Interactive Product Demos
Almost every B2B technology company offers its customers a product demo of some kind, whether through an actual downloadable version of the software, a Web-based test of some product features, or some other delivery format. Those demos are effective, largely because they allow customers to visualize how and why they might actually use a company’s product.
Interactive demos take that experience to a new level. They avoid the complication of potential customers having to fill in a product trial with their own information to see how the product works while still allowing for necessary levels of interactivity to showcase the value of the product’s features.
Instant.ly’s Presidential Poll
Instant.ly is a product offering from online market research company uSamp that delivers on-demand consumer insight by tapping into a diverse audience of nine million people in uSamp’s survey network.
Rather than showcase the benefits of its product with a typically generic product demo, however, Instant.ly provides an interactive experience that does not feel like a demo at all. With its 2012 Election Daily Insights Poll, Instant.ly subtly allows potential customers to visualize the product by displaying real-time voter sentiment information. The demo’s content and data are interesting and relevant, and it also clearly showcases the core features of Instant.ly’s on-demand survey.
To generate the poll, Instant.ly uses information that was culled from 700 likely voters who were randomly selected from uSamp’s diverse online and mobile panels, helping it accomplish two key goals:

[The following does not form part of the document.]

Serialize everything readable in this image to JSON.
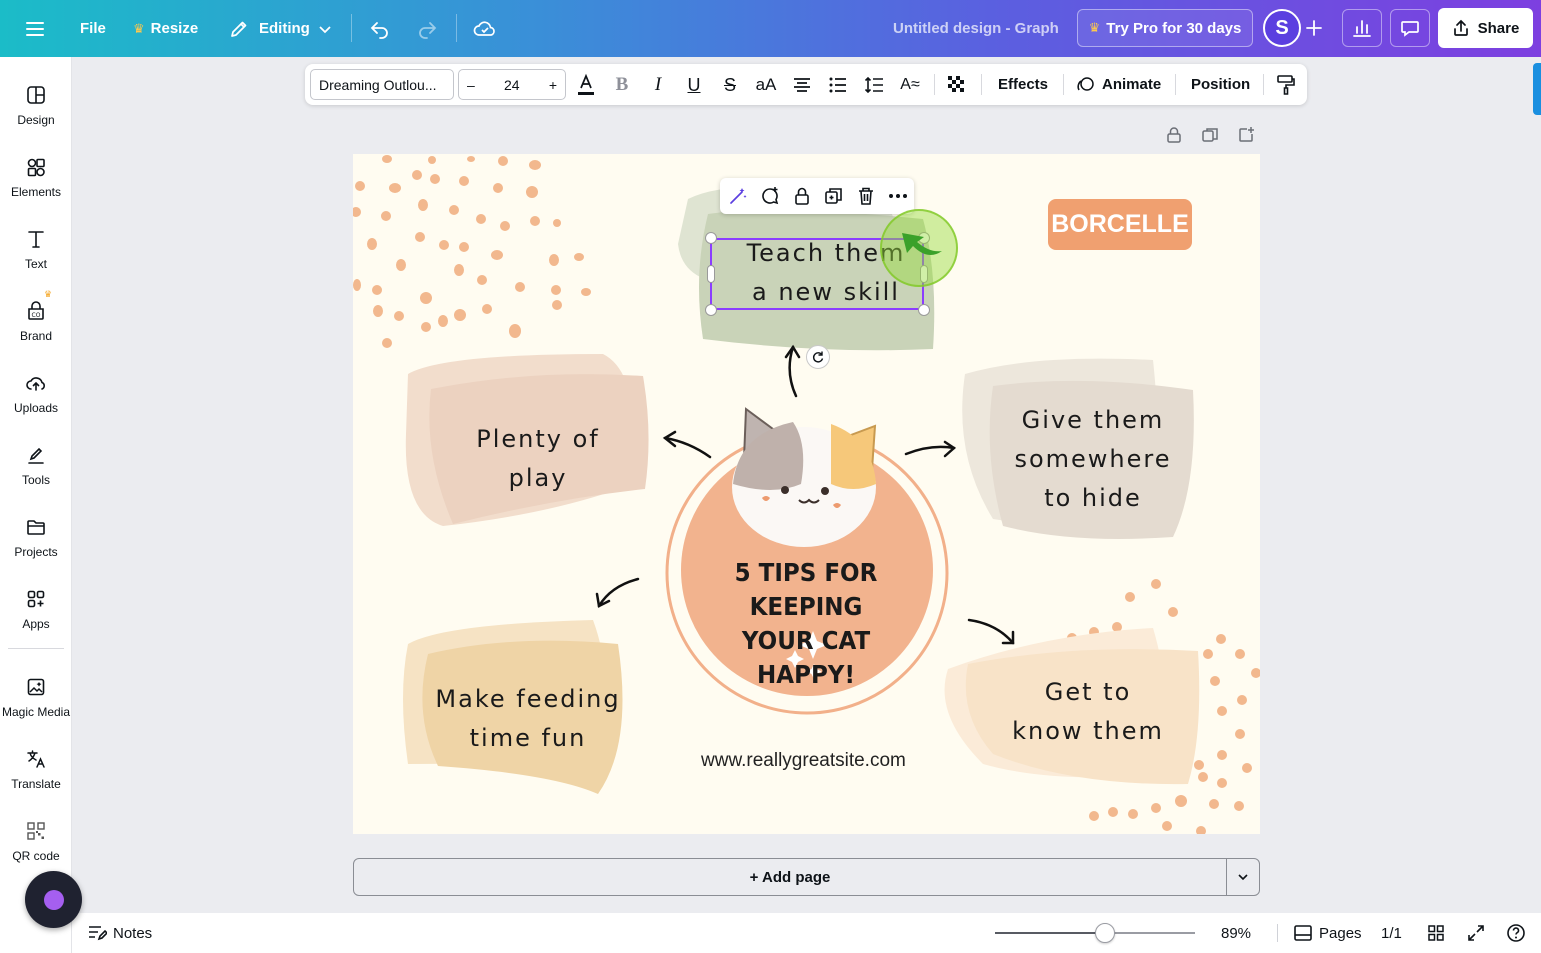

- For customers who are curious about the diversity of Instant.ly’s panel respondents, the demo provides survey statistics that are easily sortable by gender, ethnicity, age, and lifestyle (like Pepsi vs. Coke drinkers, for example).
- For customers who are interested in how well Instant.ly and uSamp are able to represent survey outputs, it includes visually appealing graphs and charts that make the election poll data easily digestible.
Instant.ly’s page is an outstanding example of an interactive product demo because it illustrates the key features and benefits of uSamp’s products, without drowning potential customers in technical or salesheavy content. The demo is timely and exciting, and it encourages customers to share the page with their social networks or to sign up for a full-scale product demo for more information.
“The Instant.ly Daily Presidential Tracking Poll represented a great way to showcase how quickly companies can tap into consumer opinions. Today’s socially engaged consumers are more willing than ever to share their opinions online, and Instant.ly gives companies direct access to millions of consumers on demand, letting them literally ask any questions — such as how they plan to vote or what movie they might see this weekend — in real time. Live consumer sentiment from targeted groups of consumers is the future of interactive online content.” — Justin Wheeler, Vice President & General Manager, uSamp
As companies continue to publish libraries of information, the Web will only become more saturated with copycat content. Creating interactive content, however, is not yet a widely adopted practice and presents an opportunity for smaller B2B businesses that do it well. With a little bit of interactive content, your company can cut through the noise and spur much more meaningful customer interactions and conversations.
While the scale and sophistication of some of the projects in this report — specifically, IBM’s apps and Salesforce.com’s video — might not be realistic for your growing B2B business, your company can learn from those examples and tailor its own content accordingly. With some creativity, your business can
put an interactive spin on almost any type of content, including whitepapers, podcasts, blog posts, and case studies.
The goal of interactive content is to provide a unique personal experience that your customers and prospects might not expect from more traditional forms of content. Again, that does not mean you need to reinvent the wheel. It simply means that you should consider incorporating new features that make your content more engaging and dynamic.